§ AIM OF THE TASK
Say how many lines of the data contain "Saskatchewan", and nothing more.

(Entries from a dataset of interfaces)
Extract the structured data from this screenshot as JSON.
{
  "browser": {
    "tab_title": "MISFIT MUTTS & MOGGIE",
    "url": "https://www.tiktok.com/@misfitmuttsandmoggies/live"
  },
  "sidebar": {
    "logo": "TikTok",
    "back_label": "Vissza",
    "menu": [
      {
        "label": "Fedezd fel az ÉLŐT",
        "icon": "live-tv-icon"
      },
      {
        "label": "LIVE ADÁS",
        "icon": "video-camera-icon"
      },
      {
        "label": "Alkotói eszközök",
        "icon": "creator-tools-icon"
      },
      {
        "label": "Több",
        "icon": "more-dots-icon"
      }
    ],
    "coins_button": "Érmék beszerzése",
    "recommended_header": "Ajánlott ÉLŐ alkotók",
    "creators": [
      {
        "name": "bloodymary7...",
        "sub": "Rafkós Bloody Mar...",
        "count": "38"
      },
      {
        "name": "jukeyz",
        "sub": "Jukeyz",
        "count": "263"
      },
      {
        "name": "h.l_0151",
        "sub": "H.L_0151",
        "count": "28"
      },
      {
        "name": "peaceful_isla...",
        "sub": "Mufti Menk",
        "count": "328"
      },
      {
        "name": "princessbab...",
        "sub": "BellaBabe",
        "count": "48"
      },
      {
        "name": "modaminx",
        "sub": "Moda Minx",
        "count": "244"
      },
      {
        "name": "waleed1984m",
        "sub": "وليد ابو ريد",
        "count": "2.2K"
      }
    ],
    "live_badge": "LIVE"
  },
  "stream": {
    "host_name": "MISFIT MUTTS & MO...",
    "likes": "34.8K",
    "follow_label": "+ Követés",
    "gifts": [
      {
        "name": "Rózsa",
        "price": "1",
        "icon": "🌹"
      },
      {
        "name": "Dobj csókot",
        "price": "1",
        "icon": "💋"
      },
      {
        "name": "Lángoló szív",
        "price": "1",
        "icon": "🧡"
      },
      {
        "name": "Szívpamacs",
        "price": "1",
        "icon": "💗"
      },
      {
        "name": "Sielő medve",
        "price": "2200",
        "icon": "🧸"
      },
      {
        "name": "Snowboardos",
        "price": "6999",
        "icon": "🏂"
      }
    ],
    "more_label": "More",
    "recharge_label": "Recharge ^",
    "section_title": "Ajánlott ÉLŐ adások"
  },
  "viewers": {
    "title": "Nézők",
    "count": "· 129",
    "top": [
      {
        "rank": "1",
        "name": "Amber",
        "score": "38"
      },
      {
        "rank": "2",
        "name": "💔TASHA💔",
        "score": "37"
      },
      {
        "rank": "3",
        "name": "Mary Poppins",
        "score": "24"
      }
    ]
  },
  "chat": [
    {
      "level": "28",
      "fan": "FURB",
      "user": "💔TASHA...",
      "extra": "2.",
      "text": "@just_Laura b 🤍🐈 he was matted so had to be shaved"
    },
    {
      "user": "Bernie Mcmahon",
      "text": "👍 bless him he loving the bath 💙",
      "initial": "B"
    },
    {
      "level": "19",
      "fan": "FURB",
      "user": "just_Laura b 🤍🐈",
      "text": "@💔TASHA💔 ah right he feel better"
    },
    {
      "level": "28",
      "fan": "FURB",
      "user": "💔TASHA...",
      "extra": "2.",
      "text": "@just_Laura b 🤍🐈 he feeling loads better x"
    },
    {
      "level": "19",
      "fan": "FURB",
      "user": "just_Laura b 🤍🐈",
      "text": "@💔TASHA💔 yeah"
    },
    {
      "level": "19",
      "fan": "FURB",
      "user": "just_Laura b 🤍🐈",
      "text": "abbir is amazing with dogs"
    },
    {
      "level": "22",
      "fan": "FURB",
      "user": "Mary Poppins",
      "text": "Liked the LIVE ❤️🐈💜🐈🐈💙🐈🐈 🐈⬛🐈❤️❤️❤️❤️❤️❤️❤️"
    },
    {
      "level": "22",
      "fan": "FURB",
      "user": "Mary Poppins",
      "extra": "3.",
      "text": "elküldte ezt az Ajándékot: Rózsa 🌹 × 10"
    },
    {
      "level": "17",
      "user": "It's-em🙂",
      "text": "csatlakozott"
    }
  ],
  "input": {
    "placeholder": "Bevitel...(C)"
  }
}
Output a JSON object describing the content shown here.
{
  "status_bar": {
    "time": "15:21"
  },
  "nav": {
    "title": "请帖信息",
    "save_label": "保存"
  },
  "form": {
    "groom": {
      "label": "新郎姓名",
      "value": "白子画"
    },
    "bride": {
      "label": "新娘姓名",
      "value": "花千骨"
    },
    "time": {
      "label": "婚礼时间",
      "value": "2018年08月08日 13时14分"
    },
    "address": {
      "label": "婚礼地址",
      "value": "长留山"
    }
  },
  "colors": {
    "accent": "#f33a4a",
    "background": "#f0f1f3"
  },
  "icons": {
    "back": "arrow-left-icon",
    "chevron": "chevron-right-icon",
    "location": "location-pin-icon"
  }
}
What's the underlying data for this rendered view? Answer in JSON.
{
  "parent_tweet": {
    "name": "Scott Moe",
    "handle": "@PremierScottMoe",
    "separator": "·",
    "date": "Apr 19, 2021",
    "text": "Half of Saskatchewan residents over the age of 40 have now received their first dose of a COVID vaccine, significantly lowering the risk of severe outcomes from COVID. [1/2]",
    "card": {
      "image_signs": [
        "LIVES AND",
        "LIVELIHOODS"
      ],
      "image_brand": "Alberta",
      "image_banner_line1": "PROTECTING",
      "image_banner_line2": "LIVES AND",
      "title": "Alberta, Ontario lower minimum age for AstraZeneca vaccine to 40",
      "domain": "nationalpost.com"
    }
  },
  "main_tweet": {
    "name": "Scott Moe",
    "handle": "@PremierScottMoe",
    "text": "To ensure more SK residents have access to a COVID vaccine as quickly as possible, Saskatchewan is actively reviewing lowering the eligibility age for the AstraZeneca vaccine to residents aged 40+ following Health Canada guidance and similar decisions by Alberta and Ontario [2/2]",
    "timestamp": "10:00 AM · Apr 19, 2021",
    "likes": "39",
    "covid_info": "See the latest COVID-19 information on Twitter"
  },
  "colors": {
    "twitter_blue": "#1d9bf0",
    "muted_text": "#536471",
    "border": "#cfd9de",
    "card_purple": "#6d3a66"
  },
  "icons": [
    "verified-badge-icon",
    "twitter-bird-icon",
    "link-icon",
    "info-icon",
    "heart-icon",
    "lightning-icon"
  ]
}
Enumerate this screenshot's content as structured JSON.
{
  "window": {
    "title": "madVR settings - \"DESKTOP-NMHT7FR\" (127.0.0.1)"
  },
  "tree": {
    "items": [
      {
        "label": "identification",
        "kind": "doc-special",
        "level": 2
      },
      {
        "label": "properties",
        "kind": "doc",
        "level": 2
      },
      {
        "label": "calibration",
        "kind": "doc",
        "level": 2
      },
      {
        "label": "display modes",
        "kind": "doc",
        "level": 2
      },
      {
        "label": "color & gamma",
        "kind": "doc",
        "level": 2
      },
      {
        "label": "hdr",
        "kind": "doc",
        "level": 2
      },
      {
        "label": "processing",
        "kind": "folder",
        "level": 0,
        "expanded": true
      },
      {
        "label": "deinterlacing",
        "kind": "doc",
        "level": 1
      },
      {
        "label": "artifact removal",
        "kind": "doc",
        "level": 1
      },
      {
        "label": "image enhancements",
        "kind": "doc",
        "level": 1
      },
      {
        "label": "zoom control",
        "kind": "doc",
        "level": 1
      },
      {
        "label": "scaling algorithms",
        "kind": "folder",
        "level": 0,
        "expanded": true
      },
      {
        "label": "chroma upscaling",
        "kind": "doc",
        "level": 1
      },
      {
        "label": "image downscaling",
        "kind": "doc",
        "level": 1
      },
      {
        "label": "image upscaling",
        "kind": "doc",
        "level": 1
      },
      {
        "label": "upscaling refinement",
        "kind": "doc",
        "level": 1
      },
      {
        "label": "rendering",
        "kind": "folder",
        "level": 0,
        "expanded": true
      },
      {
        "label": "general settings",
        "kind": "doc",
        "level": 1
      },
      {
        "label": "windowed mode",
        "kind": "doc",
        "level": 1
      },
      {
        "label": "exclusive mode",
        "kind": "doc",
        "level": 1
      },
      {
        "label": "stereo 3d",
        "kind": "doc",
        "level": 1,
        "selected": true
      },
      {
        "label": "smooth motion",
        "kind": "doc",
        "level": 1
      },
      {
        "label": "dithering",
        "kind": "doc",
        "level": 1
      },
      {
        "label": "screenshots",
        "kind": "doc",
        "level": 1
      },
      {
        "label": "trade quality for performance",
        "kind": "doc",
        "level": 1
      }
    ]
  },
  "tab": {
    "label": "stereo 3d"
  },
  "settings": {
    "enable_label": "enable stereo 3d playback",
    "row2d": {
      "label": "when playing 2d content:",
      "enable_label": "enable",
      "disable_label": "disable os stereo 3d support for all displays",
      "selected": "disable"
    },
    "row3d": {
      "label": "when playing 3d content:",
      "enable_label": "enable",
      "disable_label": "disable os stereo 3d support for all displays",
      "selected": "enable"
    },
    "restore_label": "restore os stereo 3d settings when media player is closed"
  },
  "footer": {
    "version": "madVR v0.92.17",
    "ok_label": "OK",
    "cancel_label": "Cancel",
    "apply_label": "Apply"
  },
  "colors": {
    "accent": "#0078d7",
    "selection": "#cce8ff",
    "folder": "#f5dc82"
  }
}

§ ANSWER TO THE EXERCISE
2